■ How to complete this task ■
Could you find every line in the records below that contains the word "Search" and copy it?

Data items:
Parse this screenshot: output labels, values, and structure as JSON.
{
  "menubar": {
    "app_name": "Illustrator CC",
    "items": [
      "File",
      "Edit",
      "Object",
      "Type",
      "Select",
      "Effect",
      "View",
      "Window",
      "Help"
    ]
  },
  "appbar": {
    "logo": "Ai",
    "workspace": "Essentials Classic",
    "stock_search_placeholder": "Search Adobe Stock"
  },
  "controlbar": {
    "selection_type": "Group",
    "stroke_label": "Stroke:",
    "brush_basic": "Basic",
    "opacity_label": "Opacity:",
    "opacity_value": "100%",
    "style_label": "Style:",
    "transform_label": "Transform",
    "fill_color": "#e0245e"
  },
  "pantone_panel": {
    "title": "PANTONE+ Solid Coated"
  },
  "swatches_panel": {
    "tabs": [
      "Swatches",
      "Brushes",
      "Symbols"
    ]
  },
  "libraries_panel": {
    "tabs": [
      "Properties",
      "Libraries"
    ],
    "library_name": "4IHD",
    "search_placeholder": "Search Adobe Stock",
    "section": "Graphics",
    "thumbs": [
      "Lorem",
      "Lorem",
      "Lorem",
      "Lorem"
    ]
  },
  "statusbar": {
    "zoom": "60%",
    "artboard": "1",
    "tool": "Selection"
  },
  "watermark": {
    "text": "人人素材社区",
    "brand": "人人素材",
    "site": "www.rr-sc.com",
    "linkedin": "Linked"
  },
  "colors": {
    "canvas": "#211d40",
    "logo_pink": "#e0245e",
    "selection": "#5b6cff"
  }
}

■ Output for this exercise ■
    "stock_search_placeholder": "Search Adobe Stock"
    "search_placeholder": "Search Adobe Stock",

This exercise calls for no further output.